Need a new laptop? Looking into getting another vehicle? Start saving up for these larger purchases ahead of time. If you can delay gratification, you can avoid impulse spending, allowing you to be better with your money. Don’t sacrifice the essentials now so you can afford something you might not need right away. Then you can shop around for the best deal and decide if this is something you really need at the moment. And when you save up for something instead of using your credit card, you will not need to pay interest on it either. And you also will not need to worry about skipping a bill that you can’t afford.

Budgeting Your Spending

One of the most important aspects of any budget is the amount left over after removing the expenses from the income. If there are funds left, you can put them toward entertainment or other fun things, but only spend a specific amount in this area. Don’t go all out with these funds, particularly if your paycheck is not that large. It is possible to have fun socializing without busting your budget. Before spending the funds on anything you don’t have in your budget, ensure it will not interfere with other plans you might have.

Everything you do spend should be budgeted so you know where your money is going. Spending a little here and more there can add up quickly, leaving you wondering where your money went. Instead, track everything you spend so you can find the areas you might be overspending. By saving your receipts, you can then track each expenditure easily. Put each one in its own category so you can determine where you might be having trouble keeping things in check.

Your Budget Matters

Some people don’t create a budget since they do not want to go through the process. The thought of listing out expenses and adding up numbers might feel tedious, and it can be hard to ensure that everything adds up. Still, if you find it hard to manage your money, you shouldn’t make excuses, especially if it is the only thing stopping you from being better. Don’t focus on the process of making one. Instead, think about the value it will bring to your financial situation.

Of course, it is important to make sure you use the budget since it is not useful if you just let it sit there. Refer to it often to make sure you are spending your funds wisely. You should update it each time a bill is paid. You should always know approximately how much you have left to spend during the month.

Saving for Retirement

If you are struggling to make ends meet now, the last thing on your mind might be saving for retirement. However, it is important to build up retirement stability and prepare for the future as well. You won’t be able to live off of Social Security benefits since they only replace a portion of your income. If your employer offers a 401(k) plan, you will want to try to get as much out of that as possible. Try to meet your employer’s match. It is often easier to save in these accounts since the amount is usually taken directly out of your paycheck.

Many times, these accounts have tax advantages as well since you can sometimes deduct your contributions from your taxes. If you don’t have access to one of these accounts from your employer, you can also consider using an IRA.
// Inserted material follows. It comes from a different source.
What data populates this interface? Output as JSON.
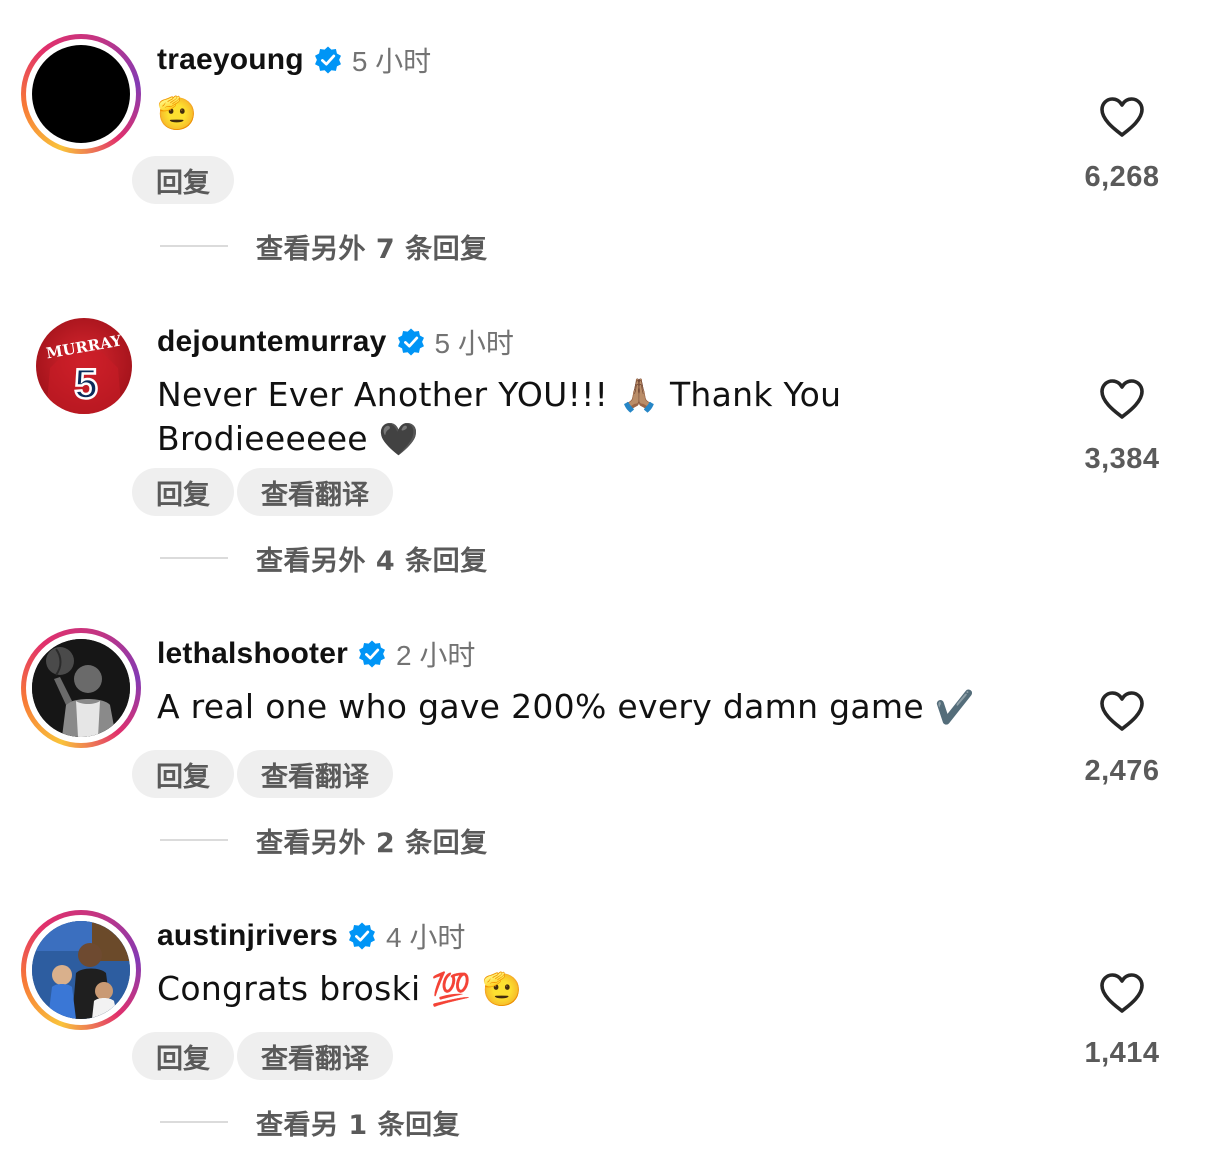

Check the limit that you can contribute each year. It is best to be saving at least 10 to 20 percent of your income toward retirement each year. No matter your choice of account, make sure you select your investments wisely. Don’t be motivated by greed or fear. Instead, consider speaking with a financial advisor so you can create a strategy that meets your goals and needs.